State police at a roadblock near the Malheur National Wildlife Refuge.

State police at a roadblock near the Malheur National Wildlife Refuge.

Bradley W. Parks/OPB

The costs associated with the 41-day armed occupation of the Malheur National Wildlife Refuge are still being tallied up. They include police overtime, lodging, meals and fuel. Initial estimates show the total will easily top $1 million.

The legislative budget proposal includes up to $2 million that will be doled out to both state and local agencies as bills come due.

Peter Buckley, the top budget writer in the Oregon House, said the long-term goal continues to be to have the federal government reimburse the state.

“We’d like them to cover most all of it since it was a federal wildlife refuge that was taken over and we don’t feel it’s right that Harney County should have to pay for that,” Buckley said. “Or really that the state should have to pay for that.”

Oregon Gov. Kate Brown said she met with U.S. Department of Justice officials last week and repeated her request for federal financial assistance. She said they were open to the idea but weren’t able to give her an immediate answer.

The governor said Harney County in particular shouldn’t have to bear the financial burden of dealing with the occupation.

“When a community like this did the right thing, they should not also have to pay the costs of the damage that happened,” Brown said.

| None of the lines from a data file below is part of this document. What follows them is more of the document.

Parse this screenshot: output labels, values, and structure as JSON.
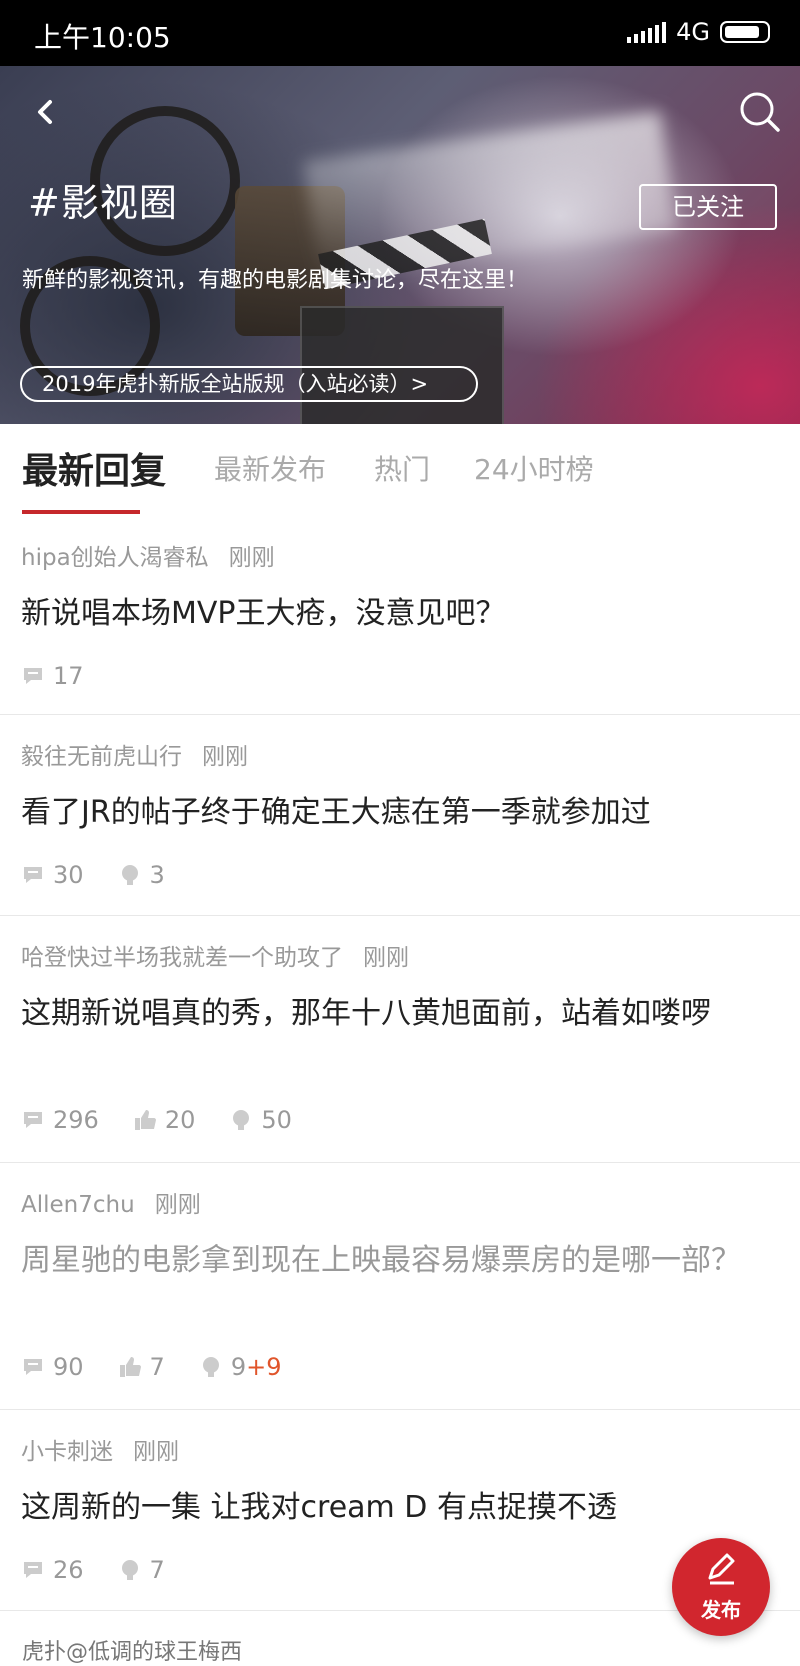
{
  "status_bar": {
    "time": "上午10:05",
    "network": "4G"
  },
  "topic": {
    "title": "#影视圈",
    "follow_label": "已关注",
    "description": "新鲜的影视资讯，有趣的电影剧集讨论，尽在这里！",
    "rules_link": "2019年虎扑新版全站版规（入站必读）>"
  },
  "tabs": [
    {
      "label": "最新回复",
      "active": true
    },
    {
      "label": "最新发布"
    },
    {
      "label": "热门"
    },
    {
      "label": "24小时榜"
    }
  ],
  "posts": [
    {
      "author": "hipa创始人渴睿私",
      "time": "刚刚",
      "title": "新说唱本场MVP王大疮，没意见吧？",
      "read": false,
      "replies": "17"
    },
    {
      "author": "毅往无前虎山行",
      "time": "刚刚",
      "title": "看了JR的帖子终于确定王大痣在第一季就参加过",
      "read": false,
      "replies": "30",
      "lights": "3"
    },
    {
      "author": "哈登快过半场我就差一个助攻了",
      "time": "刚刚",
      "title": "这期新说唱真的秀，那年十八黄旭面前，站着如喽啰",
      "read": false,
      "replies": "296",
      "likes": "20",
      "lights": "50"
    },
    {
      "author": "Allen7chu",
      "time": "刚刚",
      "title": "周星驰的电影拿到现在上映最容易爆票房的是哪一部？",
      "read": true,
      "replies": "90",
      "likes": "7",
      "lights": "9",
      "lights_bonus": "+9"
    },
    {
      "author": "小卡刺迷",
      "time": "刚刚",
      "title": "这周新的一集   让我对cream D 有点捉摸不透",
      "read": false,
      "replies": "26",
      "lights": "7"
    }
  ],
  "fab": {
    "label": "发布"
  },
  "watermark": "虎扑@低调的球王梅西",
  "colors": {
    "accent": "#d1262e",
    "bonus": "#e0552b"
  }
}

The appropriation for occupation-related costs is part of more than $93 million in spending that’s in front of lawmakers. Other notable portions of the proposal:

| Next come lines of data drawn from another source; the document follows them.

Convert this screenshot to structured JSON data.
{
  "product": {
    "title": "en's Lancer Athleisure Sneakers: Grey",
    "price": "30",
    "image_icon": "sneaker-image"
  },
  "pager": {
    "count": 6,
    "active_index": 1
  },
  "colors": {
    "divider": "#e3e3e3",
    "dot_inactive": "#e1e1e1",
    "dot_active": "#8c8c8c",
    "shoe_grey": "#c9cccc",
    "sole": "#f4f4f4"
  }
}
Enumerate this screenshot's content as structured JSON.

  • $6.1 million in grants to Umpqua Community in College in Roseburg to help the school recover from an Oct. 1, 2015 mass shooting. A gunman killed nine people before taking his own life. The money will be used to overhaul or rebuild Snyder Hall, where the shooting took place. The money will also go toward enhanced security measures on campus.
  • $2.5 million for new air pollution monitoring sites after the discovery of hazardous levels of air pollution around two glass factories in Portland. The additional monitoring sites would be around the state.
  • $23 million for increased caseload costs at the Oregon Department of Human Services.
  • $10 million for homelessness prevention services and operational costs at shelters.
  • $5.3 million for Head Start.

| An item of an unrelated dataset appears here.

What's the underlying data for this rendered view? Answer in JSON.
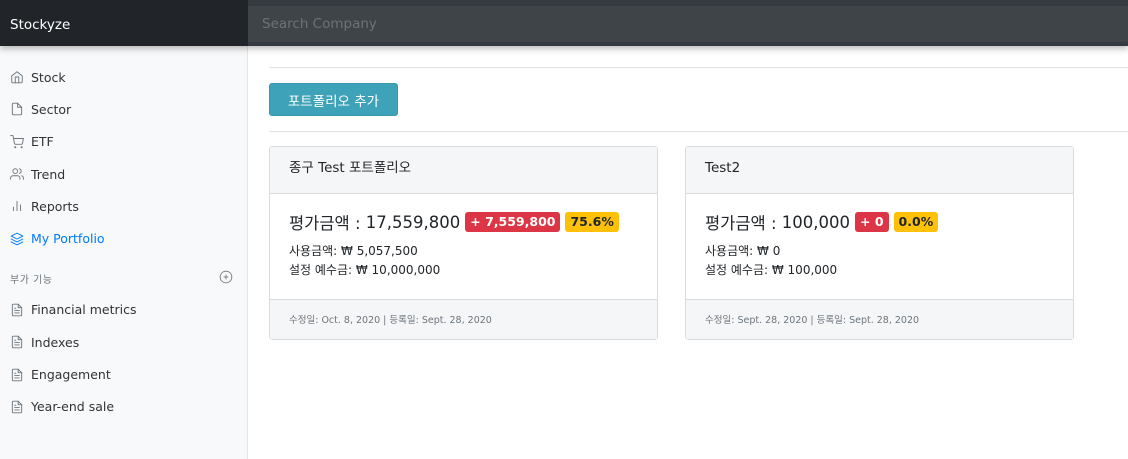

The plan is an adjustment to the overall two-year spending plan approved by lawmakers last summer. It also marks the final budget proposal for Rep. Buckley. The Ashland Democrat has decided to step down after his current term. Buckley has served as the top budget writer in the Oregon House since 2009, though he shared the position with Republican Dennis Richardson in 2011 when the House was evenly divided between Republicans and Democrats.

Over the past eight years, Buckley has presided over budgets written in lean times and more recently, an economic recovery.

“We’ve come out of the worst financial crisis of our state’s history, and I think we’ve come out of it with — and I’m totally biased on this — but with the right priorities in place,” he said.

Buckley is known as a budget wonk around the Capitol and said he often wakes up with numbers in his head. “I’m hoping those dreams stop and I can focus on something else,” he said.

Buckley said the reality hit him over the weekend when he received an email from Legislative Fiscal Officer Ken Rocco telling him that his work on the budget was done.

“And I was like, wow. I’m done.” With that, Buckley broke out into a laugh.